**PROVIDED DATA**
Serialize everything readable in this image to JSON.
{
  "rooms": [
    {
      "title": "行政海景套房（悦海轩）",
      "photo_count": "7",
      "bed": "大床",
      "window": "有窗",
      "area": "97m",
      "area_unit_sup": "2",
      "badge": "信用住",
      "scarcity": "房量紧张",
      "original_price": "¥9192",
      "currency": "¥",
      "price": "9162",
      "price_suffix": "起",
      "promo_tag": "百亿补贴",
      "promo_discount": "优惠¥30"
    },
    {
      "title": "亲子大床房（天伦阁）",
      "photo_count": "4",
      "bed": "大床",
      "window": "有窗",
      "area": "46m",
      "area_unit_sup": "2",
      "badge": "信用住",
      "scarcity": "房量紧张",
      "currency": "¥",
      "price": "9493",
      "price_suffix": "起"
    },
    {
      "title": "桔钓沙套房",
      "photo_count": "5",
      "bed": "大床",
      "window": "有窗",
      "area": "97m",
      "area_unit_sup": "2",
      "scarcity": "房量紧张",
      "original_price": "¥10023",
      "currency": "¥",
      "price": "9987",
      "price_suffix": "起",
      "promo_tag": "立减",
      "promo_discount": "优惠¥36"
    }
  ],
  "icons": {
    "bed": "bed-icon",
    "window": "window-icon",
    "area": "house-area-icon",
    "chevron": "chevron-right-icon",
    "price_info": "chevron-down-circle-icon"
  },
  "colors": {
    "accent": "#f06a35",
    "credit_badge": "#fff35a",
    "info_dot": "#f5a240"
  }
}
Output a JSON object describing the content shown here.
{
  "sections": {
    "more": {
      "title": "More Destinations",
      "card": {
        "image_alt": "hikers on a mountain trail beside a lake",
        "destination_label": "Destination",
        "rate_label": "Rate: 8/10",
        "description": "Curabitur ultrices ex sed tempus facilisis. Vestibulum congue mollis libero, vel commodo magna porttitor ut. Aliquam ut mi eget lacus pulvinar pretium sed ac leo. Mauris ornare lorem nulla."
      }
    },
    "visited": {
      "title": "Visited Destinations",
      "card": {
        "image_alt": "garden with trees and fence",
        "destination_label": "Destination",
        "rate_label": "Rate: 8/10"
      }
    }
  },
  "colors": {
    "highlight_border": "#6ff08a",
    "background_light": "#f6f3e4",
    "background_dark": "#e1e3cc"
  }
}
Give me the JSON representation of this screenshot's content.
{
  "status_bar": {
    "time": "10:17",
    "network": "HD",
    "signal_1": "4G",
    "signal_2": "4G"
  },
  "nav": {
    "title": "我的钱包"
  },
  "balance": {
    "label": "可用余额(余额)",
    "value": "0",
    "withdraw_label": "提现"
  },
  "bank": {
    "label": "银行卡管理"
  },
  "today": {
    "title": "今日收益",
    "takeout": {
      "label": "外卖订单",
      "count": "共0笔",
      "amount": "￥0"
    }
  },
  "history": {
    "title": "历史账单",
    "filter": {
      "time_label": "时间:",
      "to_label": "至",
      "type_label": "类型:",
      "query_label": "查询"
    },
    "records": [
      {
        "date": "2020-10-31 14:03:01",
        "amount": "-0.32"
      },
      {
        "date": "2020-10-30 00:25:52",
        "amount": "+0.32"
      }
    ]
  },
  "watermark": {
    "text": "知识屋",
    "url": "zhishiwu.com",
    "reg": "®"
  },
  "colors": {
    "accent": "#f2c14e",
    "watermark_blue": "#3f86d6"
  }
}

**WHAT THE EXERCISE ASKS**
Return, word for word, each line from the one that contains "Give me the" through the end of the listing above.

**PROBLEM SOLUTION**
Give me the JSON representation of this screenshot's content.
{
  "status_bar": {
    "time": "10:17",
    "network": "HD",
    "signal_1": "4G",
    "signal_2": "4G"
  },
  "nav": {
    "title": "我的钱包"
  },
  "balance": {
    "label": "可用余额(余额)",
    "value": "0",
    "withdraw_label": "提现"
  },
  "bank": {
    "label": "银行卡管理"
  },
  "today": {
    "title": "今日收益",
    "takeout": {
      "label": "外卖订单",
      "count": "共0笔",
      "amount": "￥0"
    }
  },
  "history": {
    "title": "历史账单",
    "filter": {
      "time_label": "时间:",
      "to_label": "至",
      "type_label": "类型:",
      "query_label": "查询"
    },
    "records": [
      {
        "date": "2020-10-31 14:03:01",
        "amount": "-0.32"
      },
      {
        "date": "2020-10-30 00:25:52",
        "amount": "+0.32"
      }
    ]
  },
  "watermark": {
    "text": "知识屋",
    "url": "zhishiwu.com",
    "reg": "®"
  },
  "colors": {
    "accent": "#f2c14e",
    "watermark_blue": "#3f86d6"
  }
}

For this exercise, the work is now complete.